*What you are asked to do*: Retype the data exactly. Spelling and punctuation stay as they are.

(Entries supplied begins)

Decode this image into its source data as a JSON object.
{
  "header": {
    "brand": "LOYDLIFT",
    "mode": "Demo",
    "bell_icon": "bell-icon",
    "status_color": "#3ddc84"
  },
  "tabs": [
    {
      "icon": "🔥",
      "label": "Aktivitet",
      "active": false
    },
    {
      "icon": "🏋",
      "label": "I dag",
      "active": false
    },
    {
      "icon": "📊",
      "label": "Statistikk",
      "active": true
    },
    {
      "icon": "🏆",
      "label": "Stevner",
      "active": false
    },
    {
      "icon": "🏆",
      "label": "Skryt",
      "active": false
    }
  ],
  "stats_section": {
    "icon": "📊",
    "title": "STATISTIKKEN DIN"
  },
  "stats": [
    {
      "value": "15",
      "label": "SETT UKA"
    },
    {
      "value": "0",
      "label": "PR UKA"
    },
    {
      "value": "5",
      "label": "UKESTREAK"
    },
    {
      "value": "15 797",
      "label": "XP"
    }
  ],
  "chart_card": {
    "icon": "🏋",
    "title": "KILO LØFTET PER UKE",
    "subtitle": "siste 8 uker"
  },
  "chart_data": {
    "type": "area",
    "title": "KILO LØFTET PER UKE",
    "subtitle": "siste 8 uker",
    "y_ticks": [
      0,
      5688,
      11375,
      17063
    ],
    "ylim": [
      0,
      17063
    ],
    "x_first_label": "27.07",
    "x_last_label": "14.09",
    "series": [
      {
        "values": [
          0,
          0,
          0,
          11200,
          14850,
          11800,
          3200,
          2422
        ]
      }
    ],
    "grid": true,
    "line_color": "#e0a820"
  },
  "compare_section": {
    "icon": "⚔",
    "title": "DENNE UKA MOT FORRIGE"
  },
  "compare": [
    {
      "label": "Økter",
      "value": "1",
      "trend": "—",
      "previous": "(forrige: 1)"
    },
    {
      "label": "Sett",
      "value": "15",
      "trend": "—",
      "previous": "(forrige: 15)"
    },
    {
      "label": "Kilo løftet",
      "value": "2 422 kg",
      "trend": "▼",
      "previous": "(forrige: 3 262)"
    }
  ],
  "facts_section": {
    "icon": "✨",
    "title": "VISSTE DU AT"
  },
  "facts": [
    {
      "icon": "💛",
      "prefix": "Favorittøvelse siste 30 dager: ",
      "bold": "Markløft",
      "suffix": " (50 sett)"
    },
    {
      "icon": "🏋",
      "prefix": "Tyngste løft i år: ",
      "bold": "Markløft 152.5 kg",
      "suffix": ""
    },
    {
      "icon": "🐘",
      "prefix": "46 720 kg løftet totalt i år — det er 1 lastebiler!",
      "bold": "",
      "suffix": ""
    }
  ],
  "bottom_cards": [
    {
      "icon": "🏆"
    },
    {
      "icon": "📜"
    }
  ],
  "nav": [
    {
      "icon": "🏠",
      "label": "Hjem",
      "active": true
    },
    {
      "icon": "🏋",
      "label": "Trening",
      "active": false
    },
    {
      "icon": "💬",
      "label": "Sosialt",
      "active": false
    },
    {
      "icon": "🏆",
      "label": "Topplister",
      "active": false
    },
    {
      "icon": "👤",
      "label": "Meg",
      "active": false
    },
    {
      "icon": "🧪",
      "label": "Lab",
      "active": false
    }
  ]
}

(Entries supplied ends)

*Result of the exercise*:
Decode this image into its source data as a JSON object.
{
  "header": {
    "brand": "LOYDLIFT",
    "mode": "Demo",
    "bell_icon": "bell-icon",
    "status_color": "#3ddc84"
  },
  "tabs": [
    {
      "icon": "🔥",
      "label": "Aktivitet",
      "active": false
    },
    {
      "icon": "🏋",
      "label": "I dag",
      "active": false
    },
    {
      "icon": "📊",
      "label": "Statistikk",
      "active": true
    },
    {
      "icon": "🏆",
      "label": "Stevner",
      "active": false
    },
    {
      "icon": "🏆",
      "label": "Skryt",
      "active": false
    }
  ],
  "stats_section": {
    "icon": "📊",
    "title": "STATISTIKKEN DIN"
  },
  "stats": [
    {
      "value": "15",
      "label": "SETT UKA"
    },
    {
      "value": "0",
      "label": "PR UKA"
    },
    {
      "value": "5",
      "label": "UKESTREAK"
    },
    {
      "value": "15 797",
      "label": "XP"
    }
  ],
  "chart_card": {
    "icon": "🏋",
    "title": "KILO LØFTET PER UKE",
    "subtitle": "siste 8 uker"
  },
  "chart_data": {
    "type": "area",
    "title": "KILO LØFTET PER UKE",
    "subtitle": "siste 8 uker",
    "y_ticks": [
      0,
      5688,
      11375,
      17063
    ],
    "ylim": [
      0,
      17063
    ],
    "x_first_label": "27.07",
    "x_last_label": "14.09",
    "series": [
      {
        "values": [
          0,
          0,
          0,
          11200,
          14850,
          11800,
          3200,
          2422
        ]
      }
    ],
    "grid": true,
    "line_color": "#e0a820"
  },
  "compare_section": {
    "icon": "⚔",
    "title": "DENNE UKA MOT FORRIGE"
  },
  "compare": [
    {
      "label": "Økter",
      "value": "1",
      "trend": "—",
      "previous": "(forrige: 1)"
    },
    {
      "label": "Sett",
      "value": "15",
      "trend": "—",
      "previous": "(forrige: 15)"
    },
    {
      "label": "Kilo løftet",
      "value": "2 422 kg",
      "trend": "▼",
      "previous": "(forrige: 3 262)"
    }
  ],
  "facts_section": {
    "icon": "✨",
    "title": "VISSTE DU AT"
  },
  "facts": [
    {
      "icon": "💛",
      "prefix": "Favorittøvelse siste 30 dager: ",
      "bold": "Markløft",
      "suffix": " (50 sett)"
    },
    {
      "icon": "🏋",
      "prefix": "Tyngste løft i år: ",
      "bold": "Markløft 152.5 kg",
      "suffix": ""
    },
    {
      "icon": "🐘",
      "prefix": "46 720 kg løftet totalt i år — det er 1 lastebiler!",
      "bold": "",
      "suffix": ""
    }
  ],
  "bottom_cards": [
    {
      "icon": "🏆"
    },
    {
      "icon": "📜"
    }
  ],
  "nav": [
    {
      "icon": "🏠",
      "label": "Hjem",
      "active": true
    },
    {
      "icon": "🏋",
      "label": "Trening",
      "active": false
    },
    {
      "icon": "💬",
      "label": "Sosialt",
      "active": false
    },
    {
      "icon": "🏆",
      "label": "Topplister",
      "active": false
    },
    {
      "icon": "👤",
      "label": "Meg",
      "active": false
    },
    {
      "icon": "🧪",
      "label": "Lab",
      "active": false
    }
  ]
}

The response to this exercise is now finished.